The Union diarist, Sgt. Franklin Horner, was born in Cameron County, Pennsylvania. A carpenter by trade, he enlisted in the 12th in June 1861. He was lightly wounded at Antietam on the same day, September 17, 1862, that a pair of York Countians were mortally wounded. Horner traces the regiment’s final week in the Washington trenches (where they anxiously await news from the front until their orders arrive to move out and join the Army of the Potomac). He then takes us northward through his terse entries in pursuit of Lee until he arrives at Gettysburg on July 2.
Of local interest, Horner mentions that, in the middle of the campaign, on Friday June 12, Sgt. Thomas W. Dick was ordered to leave the regiment and travel to “little York” to recruit new soldiers to refill the depleted ranks. I have not found any local records of Sergeant Dick’s efforts, although we know that concurrently a company of volunteers was raised for service in the emergency militia. One wonders if Dick coordinated his efforts with the militia captain, Seip, or was off on his own, with little success in getting men to sign up for the 3-year term of the Pennsylvania Reserves?
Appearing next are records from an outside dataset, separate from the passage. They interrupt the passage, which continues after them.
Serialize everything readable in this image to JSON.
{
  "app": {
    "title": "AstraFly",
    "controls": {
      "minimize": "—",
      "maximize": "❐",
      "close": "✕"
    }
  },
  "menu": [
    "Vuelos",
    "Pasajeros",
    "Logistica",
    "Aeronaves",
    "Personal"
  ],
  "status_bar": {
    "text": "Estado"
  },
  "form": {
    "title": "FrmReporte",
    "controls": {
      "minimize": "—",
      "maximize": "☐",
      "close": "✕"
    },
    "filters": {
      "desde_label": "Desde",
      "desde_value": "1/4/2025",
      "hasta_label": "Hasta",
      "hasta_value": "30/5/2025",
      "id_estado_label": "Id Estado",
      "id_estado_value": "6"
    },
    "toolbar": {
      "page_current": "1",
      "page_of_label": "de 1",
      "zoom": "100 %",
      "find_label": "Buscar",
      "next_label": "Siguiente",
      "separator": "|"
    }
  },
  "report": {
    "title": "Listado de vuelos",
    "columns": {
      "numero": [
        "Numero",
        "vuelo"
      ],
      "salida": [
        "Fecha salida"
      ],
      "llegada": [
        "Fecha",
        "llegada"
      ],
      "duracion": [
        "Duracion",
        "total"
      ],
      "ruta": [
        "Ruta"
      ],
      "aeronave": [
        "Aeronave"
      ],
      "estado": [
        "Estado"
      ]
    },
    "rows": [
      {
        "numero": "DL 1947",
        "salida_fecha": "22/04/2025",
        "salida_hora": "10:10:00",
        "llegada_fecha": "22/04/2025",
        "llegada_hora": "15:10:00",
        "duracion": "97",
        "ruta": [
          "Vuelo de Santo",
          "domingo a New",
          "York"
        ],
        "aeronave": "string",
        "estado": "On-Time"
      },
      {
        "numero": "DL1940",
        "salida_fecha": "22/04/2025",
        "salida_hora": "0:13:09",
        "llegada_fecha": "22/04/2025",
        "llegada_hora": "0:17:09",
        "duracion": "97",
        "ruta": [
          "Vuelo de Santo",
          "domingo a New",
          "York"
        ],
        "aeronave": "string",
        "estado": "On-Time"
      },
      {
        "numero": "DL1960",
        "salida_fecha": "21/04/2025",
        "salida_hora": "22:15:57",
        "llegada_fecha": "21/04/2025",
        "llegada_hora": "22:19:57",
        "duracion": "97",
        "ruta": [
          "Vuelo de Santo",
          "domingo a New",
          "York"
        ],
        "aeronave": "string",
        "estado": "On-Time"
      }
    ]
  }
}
As the Confederates arrived in Franklin, Adams, and York counties, they repeatedly remark about how many men recently discharged from the Union army are standing around the hotels and sidewalks (the Georgian in Nesbitt’s book, Thomas Ware, mentions this several times). Until the days immediately after the Battle of Gettysburg, fewer than expected were re-enlisting. Service records of the 12th Pennsylvania do not indicate if Dick was successful in his mission, as few men were added to the ranks during the campaign and the trip northward.
Pick up a copy of Mark Nesbitt’s little book (it’s only $8.99 and is a fascinating read; particularly the lucid and detailed entries of the Georgia farmer Tom Ware).